Task to complete ▸ Which lines in the material below contain the word "data"? Copy each of them.

Records to process ▸
────
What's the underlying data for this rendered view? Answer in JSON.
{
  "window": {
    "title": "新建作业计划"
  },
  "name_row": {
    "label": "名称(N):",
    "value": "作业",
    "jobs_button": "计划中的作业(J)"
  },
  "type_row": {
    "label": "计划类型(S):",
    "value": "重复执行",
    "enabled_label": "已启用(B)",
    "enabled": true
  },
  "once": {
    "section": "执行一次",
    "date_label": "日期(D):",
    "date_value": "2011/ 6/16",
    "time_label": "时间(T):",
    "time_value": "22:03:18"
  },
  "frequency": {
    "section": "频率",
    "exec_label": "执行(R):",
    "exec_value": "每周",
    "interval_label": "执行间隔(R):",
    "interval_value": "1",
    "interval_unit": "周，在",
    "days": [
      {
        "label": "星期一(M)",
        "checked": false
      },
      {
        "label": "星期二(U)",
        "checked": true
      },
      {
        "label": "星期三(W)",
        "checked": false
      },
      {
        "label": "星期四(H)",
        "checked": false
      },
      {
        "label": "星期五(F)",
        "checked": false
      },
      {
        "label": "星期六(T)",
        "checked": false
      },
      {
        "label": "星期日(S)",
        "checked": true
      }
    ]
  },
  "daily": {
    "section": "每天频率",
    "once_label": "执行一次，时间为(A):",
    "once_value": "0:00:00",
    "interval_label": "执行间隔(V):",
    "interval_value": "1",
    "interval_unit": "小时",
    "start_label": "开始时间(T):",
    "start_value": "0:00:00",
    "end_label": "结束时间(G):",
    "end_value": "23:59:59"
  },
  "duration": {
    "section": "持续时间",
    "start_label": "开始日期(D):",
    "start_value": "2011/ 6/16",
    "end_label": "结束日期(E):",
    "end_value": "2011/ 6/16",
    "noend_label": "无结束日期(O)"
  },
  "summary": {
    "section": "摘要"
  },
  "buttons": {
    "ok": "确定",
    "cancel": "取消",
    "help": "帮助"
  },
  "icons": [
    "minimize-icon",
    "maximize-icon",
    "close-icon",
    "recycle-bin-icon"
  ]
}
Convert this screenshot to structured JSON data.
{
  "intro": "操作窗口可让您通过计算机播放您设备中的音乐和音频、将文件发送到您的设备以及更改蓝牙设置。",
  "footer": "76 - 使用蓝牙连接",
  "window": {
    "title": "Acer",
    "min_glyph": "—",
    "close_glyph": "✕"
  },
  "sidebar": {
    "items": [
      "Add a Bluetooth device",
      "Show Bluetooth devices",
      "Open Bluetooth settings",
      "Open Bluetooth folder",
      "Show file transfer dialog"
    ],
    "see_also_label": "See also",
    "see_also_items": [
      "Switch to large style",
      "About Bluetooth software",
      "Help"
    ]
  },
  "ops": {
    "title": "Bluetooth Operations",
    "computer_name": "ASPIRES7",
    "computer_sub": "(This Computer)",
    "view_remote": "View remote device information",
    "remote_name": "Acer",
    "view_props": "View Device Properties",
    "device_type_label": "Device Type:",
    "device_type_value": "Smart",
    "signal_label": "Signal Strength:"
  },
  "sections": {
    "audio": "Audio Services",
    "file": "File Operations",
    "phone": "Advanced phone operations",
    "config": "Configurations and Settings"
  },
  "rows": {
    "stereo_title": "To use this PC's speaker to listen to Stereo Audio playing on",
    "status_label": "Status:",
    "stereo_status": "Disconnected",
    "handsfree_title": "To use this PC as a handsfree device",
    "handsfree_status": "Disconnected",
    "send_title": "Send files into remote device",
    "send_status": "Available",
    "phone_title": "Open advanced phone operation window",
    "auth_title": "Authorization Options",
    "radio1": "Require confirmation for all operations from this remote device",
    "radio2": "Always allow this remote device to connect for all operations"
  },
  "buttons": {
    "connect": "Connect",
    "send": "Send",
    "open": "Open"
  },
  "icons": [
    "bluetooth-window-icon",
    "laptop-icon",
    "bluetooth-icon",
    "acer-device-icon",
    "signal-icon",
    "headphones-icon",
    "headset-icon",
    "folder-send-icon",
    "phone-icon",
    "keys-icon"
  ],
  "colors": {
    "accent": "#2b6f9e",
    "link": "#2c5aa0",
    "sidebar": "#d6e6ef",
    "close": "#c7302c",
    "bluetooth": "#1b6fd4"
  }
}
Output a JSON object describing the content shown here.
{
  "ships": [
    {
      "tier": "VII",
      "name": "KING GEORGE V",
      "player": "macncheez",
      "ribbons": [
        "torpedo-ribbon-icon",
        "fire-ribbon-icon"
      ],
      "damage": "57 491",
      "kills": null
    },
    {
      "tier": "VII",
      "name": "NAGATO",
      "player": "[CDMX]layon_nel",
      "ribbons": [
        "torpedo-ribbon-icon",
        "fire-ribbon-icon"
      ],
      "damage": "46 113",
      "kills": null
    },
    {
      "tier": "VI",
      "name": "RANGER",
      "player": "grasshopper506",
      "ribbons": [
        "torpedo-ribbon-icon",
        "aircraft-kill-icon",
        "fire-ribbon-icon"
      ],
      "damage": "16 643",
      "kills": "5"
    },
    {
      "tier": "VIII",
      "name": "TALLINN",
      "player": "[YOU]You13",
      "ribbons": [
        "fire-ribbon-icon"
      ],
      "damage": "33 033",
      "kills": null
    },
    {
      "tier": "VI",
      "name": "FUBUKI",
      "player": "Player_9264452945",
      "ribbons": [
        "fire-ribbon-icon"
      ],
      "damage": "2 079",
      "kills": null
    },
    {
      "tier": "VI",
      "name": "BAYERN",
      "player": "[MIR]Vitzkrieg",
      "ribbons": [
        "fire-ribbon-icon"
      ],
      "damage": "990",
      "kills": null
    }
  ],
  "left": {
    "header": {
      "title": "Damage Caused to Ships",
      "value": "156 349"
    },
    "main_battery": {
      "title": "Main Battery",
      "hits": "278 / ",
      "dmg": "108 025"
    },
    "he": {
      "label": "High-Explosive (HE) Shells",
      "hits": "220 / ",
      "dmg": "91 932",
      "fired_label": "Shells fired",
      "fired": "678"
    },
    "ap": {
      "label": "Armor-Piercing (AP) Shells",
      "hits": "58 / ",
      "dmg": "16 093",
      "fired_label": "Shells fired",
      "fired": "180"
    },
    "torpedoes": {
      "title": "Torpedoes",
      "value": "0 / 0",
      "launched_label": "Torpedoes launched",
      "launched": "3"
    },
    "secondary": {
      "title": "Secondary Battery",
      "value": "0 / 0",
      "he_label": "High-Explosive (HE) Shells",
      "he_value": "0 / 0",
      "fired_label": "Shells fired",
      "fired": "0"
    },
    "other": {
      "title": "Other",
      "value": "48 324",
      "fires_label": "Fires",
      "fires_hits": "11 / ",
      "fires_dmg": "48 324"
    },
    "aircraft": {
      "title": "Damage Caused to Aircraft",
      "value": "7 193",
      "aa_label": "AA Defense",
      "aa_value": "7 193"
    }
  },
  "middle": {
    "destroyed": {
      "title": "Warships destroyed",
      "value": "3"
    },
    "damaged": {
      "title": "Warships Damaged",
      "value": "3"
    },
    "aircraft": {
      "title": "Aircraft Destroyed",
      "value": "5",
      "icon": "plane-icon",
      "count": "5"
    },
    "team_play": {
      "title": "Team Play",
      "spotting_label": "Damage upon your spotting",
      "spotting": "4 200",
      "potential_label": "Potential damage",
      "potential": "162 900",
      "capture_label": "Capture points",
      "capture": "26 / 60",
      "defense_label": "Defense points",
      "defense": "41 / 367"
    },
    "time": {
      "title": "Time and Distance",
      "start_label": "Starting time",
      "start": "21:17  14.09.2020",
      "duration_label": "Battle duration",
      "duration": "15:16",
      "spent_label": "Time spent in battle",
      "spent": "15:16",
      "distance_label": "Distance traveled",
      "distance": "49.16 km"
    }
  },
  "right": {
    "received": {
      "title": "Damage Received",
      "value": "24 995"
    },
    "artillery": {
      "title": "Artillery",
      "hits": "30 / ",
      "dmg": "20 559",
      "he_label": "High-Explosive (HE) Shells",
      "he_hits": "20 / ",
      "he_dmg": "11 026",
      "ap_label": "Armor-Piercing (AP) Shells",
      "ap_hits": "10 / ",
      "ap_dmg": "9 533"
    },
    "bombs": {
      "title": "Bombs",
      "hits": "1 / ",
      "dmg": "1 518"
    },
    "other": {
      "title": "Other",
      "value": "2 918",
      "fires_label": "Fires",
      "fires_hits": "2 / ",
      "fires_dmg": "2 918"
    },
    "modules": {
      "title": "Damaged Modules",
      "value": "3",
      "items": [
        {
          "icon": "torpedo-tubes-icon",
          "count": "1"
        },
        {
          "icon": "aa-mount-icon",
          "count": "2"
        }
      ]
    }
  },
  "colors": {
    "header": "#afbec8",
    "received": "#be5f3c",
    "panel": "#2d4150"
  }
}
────
Solution ▸
What's the underlying data for this rendered view? Answer in JSON.
Convert this screenshot to structured JSON data.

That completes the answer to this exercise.